Large engineering projects such as urban development projects that are organised as public–private partnerships (PPPs) often encounter critical problems that directly affect the partnerships. Literature indicates that characteristics specific to PPPs contribute to these critical problems becoming dysfunctional conflicts. Consequently, objectives are no longer met and projects suffer. This study identified interventions that prevent these dysfunctional conflicts. In the literature, no interventions at an operational level that are suitable for use ‘at the negotiating table’ and are also applicable for urban development PPP projects were found. Hence, based on a review of literature on interventions, a perspective for action was developed on interventions that are likely to succeed. Subsequently, in a study of 10 cases of urban development PPP projects, these (and other) interventions were found. All interventions can be categorised under economic feasibility or social relationship. We conclude that dysfunctional conflicts in urban development PPP projects can be prevented by managing economic feasibility and social relationships.
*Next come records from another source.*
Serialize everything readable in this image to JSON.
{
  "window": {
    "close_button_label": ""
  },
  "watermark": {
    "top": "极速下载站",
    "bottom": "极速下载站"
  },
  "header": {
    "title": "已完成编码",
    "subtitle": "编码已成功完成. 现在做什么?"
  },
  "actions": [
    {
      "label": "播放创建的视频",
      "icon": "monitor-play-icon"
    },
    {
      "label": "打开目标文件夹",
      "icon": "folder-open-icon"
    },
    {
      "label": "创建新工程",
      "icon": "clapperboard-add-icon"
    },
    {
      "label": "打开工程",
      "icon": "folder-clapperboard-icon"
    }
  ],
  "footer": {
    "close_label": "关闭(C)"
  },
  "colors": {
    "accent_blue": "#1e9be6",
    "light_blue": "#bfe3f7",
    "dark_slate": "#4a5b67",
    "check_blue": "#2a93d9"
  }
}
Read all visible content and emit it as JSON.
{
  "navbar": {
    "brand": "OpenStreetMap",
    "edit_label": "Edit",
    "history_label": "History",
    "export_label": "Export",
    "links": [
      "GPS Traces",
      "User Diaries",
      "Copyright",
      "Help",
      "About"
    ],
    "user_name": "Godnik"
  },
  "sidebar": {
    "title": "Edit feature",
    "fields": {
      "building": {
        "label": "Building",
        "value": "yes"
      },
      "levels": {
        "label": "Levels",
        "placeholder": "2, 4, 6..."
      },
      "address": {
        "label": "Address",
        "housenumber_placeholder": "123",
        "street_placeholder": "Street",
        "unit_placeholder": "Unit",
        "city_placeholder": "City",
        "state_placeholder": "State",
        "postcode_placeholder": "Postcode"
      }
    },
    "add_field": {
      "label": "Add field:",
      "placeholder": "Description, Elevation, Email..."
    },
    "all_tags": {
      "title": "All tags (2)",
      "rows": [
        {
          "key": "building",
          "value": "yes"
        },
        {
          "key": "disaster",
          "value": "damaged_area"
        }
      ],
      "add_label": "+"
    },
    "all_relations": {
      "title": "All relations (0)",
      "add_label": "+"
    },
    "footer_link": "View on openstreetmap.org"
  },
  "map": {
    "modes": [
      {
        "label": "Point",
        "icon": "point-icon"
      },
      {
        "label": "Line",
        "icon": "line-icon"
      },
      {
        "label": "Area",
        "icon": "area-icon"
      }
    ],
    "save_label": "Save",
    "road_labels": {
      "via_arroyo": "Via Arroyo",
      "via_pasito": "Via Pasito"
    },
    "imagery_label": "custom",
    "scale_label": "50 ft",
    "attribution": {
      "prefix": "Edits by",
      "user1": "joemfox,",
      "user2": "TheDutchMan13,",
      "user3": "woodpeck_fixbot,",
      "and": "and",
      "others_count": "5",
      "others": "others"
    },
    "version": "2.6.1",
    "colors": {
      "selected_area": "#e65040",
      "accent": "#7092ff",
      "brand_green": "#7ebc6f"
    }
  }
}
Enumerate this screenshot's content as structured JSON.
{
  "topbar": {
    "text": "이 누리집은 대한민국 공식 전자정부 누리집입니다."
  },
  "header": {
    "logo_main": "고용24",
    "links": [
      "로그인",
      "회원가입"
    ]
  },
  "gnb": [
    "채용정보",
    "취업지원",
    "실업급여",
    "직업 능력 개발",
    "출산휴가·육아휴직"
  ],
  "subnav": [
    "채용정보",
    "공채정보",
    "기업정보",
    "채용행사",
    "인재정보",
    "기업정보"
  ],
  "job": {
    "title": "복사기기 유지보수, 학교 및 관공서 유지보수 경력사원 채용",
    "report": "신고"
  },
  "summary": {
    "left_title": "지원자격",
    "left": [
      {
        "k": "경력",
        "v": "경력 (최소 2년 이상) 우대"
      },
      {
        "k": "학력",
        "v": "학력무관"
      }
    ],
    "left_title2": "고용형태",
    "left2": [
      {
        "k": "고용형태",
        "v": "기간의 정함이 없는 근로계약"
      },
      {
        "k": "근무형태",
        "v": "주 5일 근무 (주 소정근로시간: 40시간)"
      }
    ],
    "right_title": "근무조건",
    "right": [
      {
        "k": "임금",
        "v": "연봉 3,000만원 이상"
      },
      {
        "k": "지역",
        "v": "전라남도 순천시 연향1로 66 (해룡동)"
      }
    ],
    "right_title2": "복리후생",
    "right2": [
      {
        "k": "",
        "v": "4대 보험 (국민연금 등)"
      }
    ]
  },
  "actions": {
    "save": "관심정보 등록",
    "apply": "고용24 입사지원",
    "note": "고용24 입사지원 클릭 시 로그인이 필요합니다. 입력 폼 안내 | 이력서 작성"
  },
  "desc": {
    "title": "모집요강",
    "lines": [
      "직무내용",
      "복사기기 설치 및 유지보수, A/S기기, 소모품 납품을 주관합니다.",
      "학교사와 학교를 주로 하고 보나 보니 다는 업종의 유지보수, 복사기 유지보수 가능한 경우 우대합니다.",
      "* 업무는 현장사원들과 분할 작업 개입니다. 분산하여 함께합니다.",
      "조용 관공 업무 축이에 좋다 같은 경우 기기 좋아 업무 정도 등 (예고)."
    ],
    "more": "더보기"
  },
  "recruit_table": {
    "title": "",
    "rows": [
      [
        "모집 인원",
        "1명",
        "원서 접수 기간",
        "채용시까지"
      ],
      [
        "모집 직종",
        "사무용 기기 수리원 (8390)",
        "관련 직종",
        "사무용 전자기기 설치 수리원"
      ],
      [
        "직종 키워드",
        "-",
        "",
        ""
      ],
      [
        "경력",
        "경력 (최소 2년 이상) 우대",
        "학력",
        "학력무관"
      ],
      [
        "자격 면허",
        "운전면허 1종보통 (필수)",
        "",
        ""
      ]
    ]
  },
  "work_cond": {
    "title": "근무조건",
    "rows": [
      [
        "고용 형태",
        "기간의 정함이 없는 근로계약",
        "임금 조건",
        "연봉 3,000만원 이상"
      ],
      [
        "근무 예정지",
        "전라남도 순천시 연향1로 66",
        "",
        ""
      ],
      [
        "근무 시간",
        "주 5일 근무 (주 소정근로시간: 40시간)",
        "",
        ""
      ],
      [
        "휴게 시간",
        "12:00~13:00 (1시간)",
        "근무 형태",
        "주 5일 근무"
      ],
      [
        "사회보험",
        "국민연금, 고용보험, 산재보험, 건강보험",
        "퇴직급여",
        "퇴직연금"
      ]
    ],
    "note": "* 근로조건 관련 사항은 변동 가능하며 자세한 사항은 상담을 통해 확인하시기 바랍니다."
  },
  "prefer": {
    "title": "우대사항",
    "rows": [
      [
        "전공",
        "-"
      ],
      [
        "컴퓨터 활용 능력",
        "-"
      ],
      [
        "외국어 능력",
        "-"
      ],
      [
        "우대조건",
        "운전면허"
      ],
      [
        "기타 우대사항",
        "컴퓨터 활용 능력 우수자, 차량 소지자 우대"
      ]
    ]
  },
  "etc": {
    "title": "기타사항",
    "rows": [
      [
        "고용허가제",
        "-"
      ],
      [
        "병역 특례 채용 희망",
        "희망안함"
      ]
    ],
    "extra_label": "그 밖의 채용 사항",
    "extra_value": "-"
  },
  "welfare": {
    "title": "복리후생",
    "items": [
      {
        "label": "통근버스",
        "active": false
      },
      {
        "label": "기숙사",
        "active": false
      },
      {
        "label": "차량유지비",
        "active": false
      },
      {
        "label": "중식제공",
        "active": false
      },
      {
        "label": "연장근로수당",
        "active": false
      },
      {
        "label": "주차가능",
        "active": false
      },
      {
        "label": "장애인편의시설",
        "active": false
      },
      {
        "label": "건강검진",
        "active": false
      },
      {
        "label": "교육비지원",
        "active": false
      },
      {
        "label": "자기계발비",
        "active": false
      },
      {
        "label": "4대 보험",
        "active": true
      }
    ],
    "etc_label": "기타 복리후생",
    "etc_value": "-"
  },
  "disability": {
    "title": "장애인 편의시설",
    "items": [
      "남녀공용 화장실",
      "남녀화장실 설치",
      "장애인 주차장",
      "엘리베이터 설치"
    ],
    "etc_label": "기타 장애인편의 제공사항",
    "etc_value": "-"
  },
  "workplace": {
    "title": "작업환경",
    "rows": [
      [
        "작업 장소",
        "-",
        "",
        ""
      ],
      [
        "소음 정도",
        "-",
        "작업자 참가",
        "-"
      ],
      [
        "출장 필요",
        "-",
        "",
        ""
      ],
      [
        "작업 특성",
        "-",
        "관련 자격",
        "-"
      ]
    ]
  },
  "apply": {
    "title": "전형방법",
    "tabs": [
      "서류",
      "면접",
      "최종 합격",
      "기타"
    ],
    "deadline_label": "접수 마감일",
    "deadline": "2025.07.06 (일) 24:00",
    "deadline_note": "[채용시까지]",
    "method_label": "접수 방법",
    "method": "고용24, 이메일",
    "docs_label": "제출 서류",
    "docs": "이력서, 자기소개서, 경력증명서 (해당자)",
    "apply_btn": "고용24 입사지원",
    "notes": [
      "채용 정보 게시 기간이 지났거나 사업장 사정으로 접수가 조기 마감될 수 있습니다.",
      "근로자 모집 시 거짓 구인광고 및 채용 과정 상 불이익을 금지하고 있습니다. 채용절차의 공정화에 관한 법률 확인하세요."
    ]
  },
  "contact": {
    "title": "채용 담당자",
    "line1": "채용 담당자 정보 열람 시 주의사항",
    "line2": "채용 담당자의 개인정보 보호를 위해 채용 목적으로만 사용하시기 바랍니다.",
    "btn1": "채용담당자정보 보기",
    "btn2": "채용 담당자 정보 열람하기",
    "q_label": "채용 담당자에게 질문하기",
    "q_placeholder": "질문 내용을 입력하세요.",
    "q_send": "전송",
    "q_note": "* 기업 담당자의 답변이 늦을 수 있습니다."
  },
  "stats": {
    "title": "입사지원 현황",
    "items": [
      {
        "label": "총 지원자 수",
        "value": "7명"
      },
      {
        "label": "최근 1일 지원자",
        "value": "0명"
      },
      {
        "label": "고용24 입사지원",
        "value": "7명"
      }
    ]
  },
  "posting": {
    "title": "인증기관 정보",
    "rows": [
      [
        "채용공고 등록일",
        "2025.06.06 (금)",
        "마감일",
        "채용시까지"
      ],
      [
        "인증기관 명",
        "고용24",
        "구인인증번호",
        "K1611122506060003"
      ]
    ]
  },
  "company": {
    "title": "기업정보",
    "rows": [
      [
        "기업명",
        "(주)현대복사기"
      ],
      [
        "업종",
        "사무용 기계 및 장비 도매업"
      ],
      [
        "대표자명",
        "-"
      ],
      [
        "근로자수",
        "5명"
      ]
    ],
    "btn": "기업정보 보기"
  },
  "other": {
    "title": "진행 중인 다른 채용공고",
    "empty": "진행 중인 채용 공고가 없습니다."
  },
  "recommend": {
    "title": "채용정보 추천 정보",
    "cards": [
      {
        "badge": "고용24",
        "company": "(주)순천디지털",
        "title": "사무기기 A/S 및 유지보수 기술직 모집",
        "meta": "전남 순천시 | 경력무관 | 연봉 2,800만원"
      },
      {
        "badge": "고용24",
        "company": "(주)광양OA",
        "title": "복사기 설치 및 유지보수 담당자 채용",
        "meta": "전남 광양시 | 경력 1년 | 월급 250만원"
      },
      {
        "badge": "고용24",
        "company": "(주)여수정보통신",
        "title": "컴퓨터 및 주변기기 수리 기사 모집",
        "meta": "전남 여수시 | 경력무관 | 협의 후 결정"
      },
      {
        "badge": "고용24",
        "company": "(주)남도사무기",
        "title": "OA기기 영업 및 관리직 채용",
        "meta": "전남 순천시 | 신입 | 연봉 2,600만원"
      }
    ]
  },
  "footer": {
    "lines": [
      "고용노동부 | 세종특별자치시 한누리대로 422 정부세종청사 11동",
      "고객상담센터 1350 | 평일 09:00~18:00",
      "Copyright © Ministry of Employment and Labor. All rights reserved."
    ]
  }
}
Under certain conditions, this also seems applicable to other PPPs.
Bibliographical noteAccepted Author Manuscript
- Dysfunctional conflict
- public–private partnership